When asked about their favorite memories of playing together, the three former Wolves in unison mentioned the UAA Finals in Las Vegas — both for on-court success and off-court camaraderie. Wojcik and Kennedy became especially close since they were roommates during the trip.
“If we had to get up at 8 a.m., [Kennedy] would set an alarm for 6, 6:30, 7, 7:30 just to be sure he’d wake up,” Wojcik said while laughing about the trip. “It’s hard to get sleep with Marquise, but making it to the Under Armour Finals in Las Vegas was a huge accomplishment for us.”
That off-the-court bond helped the trio lead the Wolves to success in the travel basketball circuit, but it also impacted their college decisions. Wojcik was the first player to commit to Loyola, and he said he immediately started giving recruiting pitches to the others.
“I committed first, and then I gave a good recruiting pitch and then it was dominoes,” said Wojcik, a 19-year-old finance major.
In an effort to gain Welch and Kennedy, Wojcik said Loyola head coach Porter Moser was at every single Wolves home game after his commitment in June 2019.

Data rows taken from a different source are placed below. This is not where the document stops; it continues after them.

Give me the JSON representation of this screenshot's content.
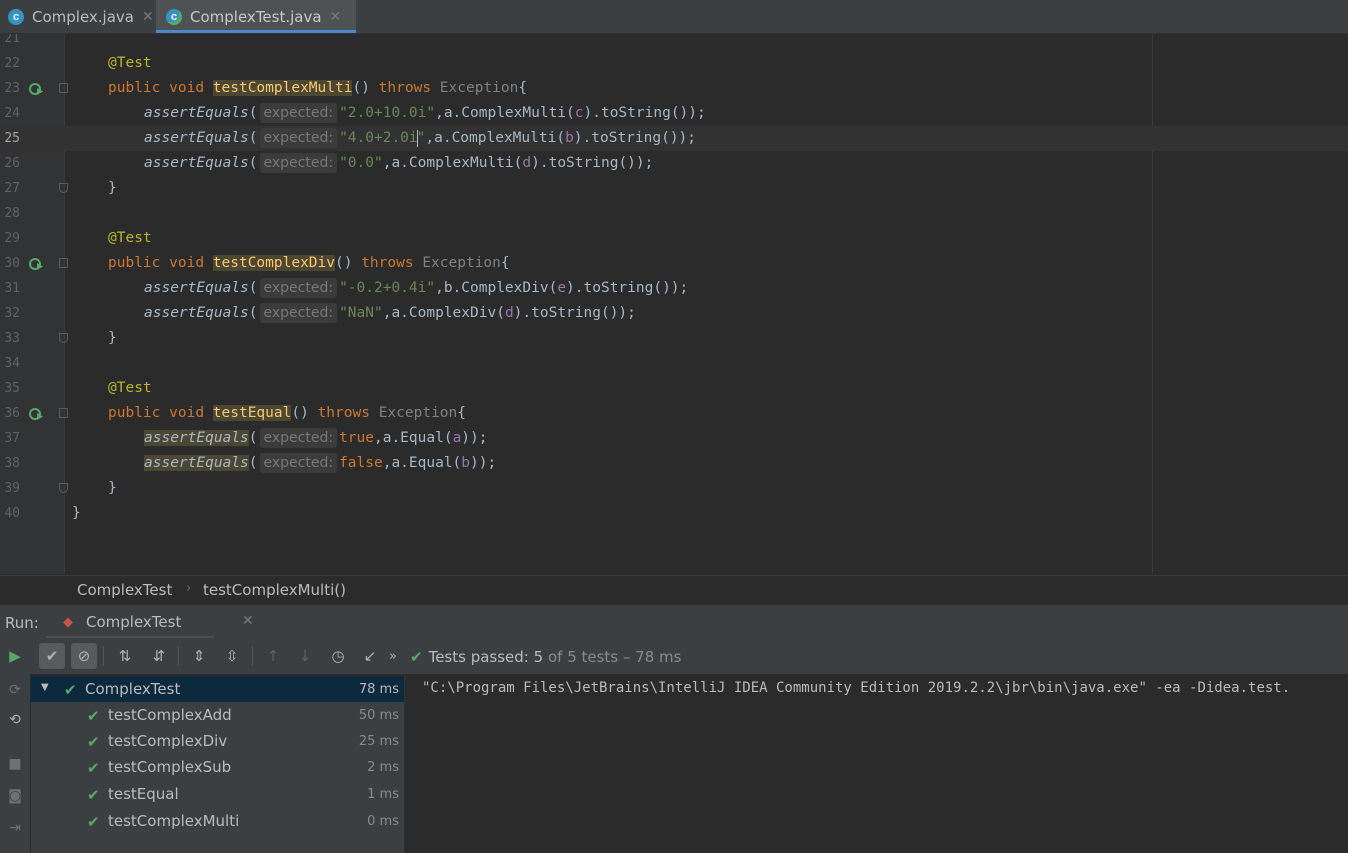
{
  "tabs": [
    {
      "label": "Complex.java",
      "icon": "java-class-icon",
      "active": false
    },
    {
      "label": "ComplexTest.java",
      "icon": "java-test-class-icon",
      "active": true
    }
  ],
  "editor": {
    "current_line": 25,
    "hint_label": "expected:",
    "lines": [
      {
        "num": "21"
      },
      {
        "num": "22"
      },
      {
        "num": "23"
      },
      {
        "num": "24"
      },
      {
        "num": "25"
      },
      {
        "num": "26"
      },
      {
        "num": "27"
      },
      {
        "num": "28"
      },
      {
        "num": "29"
      },
      {
        "num": "30"
      },
      {
        "num": "31"
      },
      {
        "num": "32"
      },
      {
        "num": "33"
      },
      {
        "num": "34"
      },
      {
        "num": "35"
      },
      {
        "num": "36"
      },
      {
        "num": "37"
      },
      {
        "num": "38"
      },
      {
        "num": "39"
      },
      {
        "num": "40"
      }
    ],
    "tokens": {
      "annotation": "@Test",
      "public": "public",
      "void": "void",
      "throws": "throws",
      "exception": "Exception",
      "assert": "assertEquals",
      "m_multi": "testComplexMulti",
      "m_div": "testComplexDiv",
      "m_equal": "testEqual",
      "s24": "\"2.0+10.0i\"",
      "s25a": "\"4.0+2.0i",
      "s25b": "\"",
      "s26": "\"0.0\"",
      "s31": "\"-0.2+0.4i\"",
      "s32": "\"NaN\"",
      "true": "true",
      "false": "false",
      "t24": ",a.ComplexMulti(",
      "a24": "c",
      "e24": ").toString());",
      "t25": ",a.ComplexMulti(",
      "a25": "b",
      "e25": ").toString());",
      "t26": ",a.ComplexMulti(",
      "a26": "d",
      "e26": ").toString());",
      "t31": ",b.ComplexDiv(",
      "a31": "e",
      "e31": ").toString());",
      "t32": ",a.ComplexDiv(",
      "a32": "d",
      "e32": ").toString());",
      "t37": ",a.Equal(",
      "a37": "a",
      "e37": "));",
      "t38": ",a.Equal(",
      "a38": "b",
      "e38": "));",
      "sig_tail": "()",
      "brace_open": "{",
      "brace_close": "}",
      "paren_open": "("
    }
  },
  "breadcrumb": [
    "ComplexTest",
    "testComplexMulti()"
  ],
  "run": {
    "label": "Run:",
    "tab": "ComplexTest",
    "status_prefix": "Tests passed:",
    "status_count": "5",
    "status_suffix": "of 5 tests – 78 ms",
    "tree": [
      {
        "name": "ComplexTest",
        "time": "78 ms",
        "root": true
      },
      {
        "name": "testComplexAdd",
        "time": "50 ms"
      },
      {
        "name": "testComplexDiv",
        "time": "25 ms"
      },
      {
        "name": "testComplexSub",
        "time": "2 ms"
      },
      {
        "name": "testEqual",
        "time": "1 ms"
      },
      {
        "name": "testComplexMulti",
        "time": "0 ms"
      }
    ],
    "console": "\"C:\\Program Files\\JetBrains\\IntelliJ IDEA Community Edition 2019.2.2\\jbr\\bin\\java.exe\" -ea -Didea.test."
  },
  "colors": {
    "keyword": "#cc7832",
    "string": "#6a8759",
    "method": "#ffc66d",
    "annotation": "#bbb529",
    "field": "#9876aa",
    "passed": "#59a869",
    "selection": "#0d293e"
  }
}
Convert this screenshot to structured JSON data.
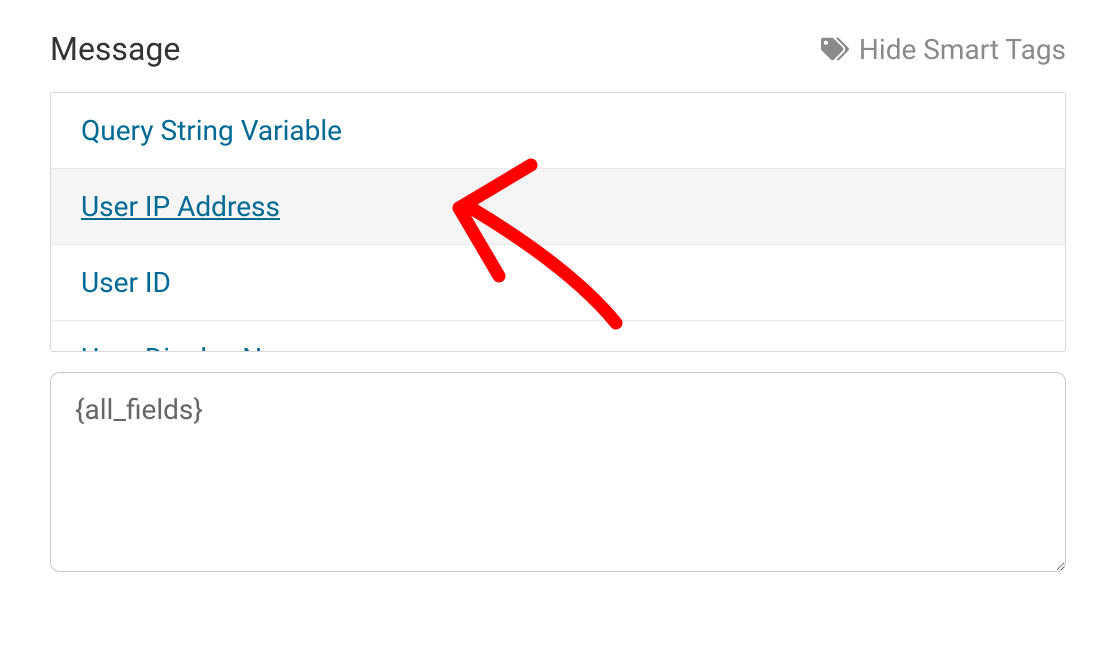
{
  "header": {
    "title": "Message",
    "hide_label": "Hide Smart Tags"
  },
  "tags": {
    "items": [
      {
        "label": "Query String Variable",
        "hovered": false
      },
      {
        "label": "User IP Address",
        "hovered": true
      },
      {
        "label": "User ID",
        "hovered": false
      },
      {
        "label": "User Display Name",
        "hovered": false
      }
    ]
  },
  "message": {
    "value": "{all_fields}"
  }
}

Welch, an 18-year-old undecided business major, was the second to decide on Loyola, and he said after that, he was pretty certain that Kennedy would become a Rambler, too.
“I think I committed like a month after them,” Kennedy said. “Every single day, it was like, ‘Bro, when you gonna commit?’”
Welch echoed Kennedy’s remarks about close friendship. He said having Wojcik and Kennedy for support was especially helpful in the early stages of his college career.
“Just having someone there to talk to,” Welch said. “When we came in, we were all pretty much best friends. Obviously, the whole team is close now, but the first couple weeks if we wanted someone to hangout with on the weekends [we’d ask each other] ‘What are you doing?’”
Mullins said he provided a helping hand in the recruiting process, but ultimately all three players chose Loyola on their own. Welch said Moser “showed love and support like no other coach” which greatly impacted his decision.
Also, Mullins is the father of former Loyola associate head coach Bryan Mullins, who was on Moser’s staff while recruiting the trio of Wolves. He is now the head coach at Southern Illinois University.
“I’m part of the [recruiting] process for all of our players,” Mullins said. “I disseminate and give them the information of people who are interested. … I don’t make decisions for my players. They make them for themselves.”
During their time at Loyola, Kennedy, an 18-year-old undecided business major, has made the biggest on-court impact. The 6-foot-1 guard started six of the Ramblers’ nine games — averaging 22.8 minutes per game — and is averaging 8.8 points, which is fourth-highest on the team. Wojcik, a 6-foot-4 guard, has started one game and is averaging 3.4 points in the 18.4 minutes of court time he sees per game.
Welch, a 6-foot-8 forward, is averaging just 2.4 points per game in 9.4 minutes per contest, but Moser hasn’t always played first-year big men in recent years. Last season, first-year forward Franklin Agunanne played 6.8 minutes per game while first-year forward Chrstian Negron played only 4.2 minutes per game in 2017-18.
Outside of the actual games, the trio said college basketball has a much more rigorous schedule than high school and travel basketball. They listed practice intensity, more in-depth game prep and an overall lack of free time as the biggest differences. However, they said being able to rely on each other has made the transition much easier.
“I think [having Wojcik and Welch] made it so much easier,” Kennedy said. “I had two other people to relate to, and if one of us was struggling, most of the time all of us were struggling. We just pick each other up, and it’s made it so much more comfortable.”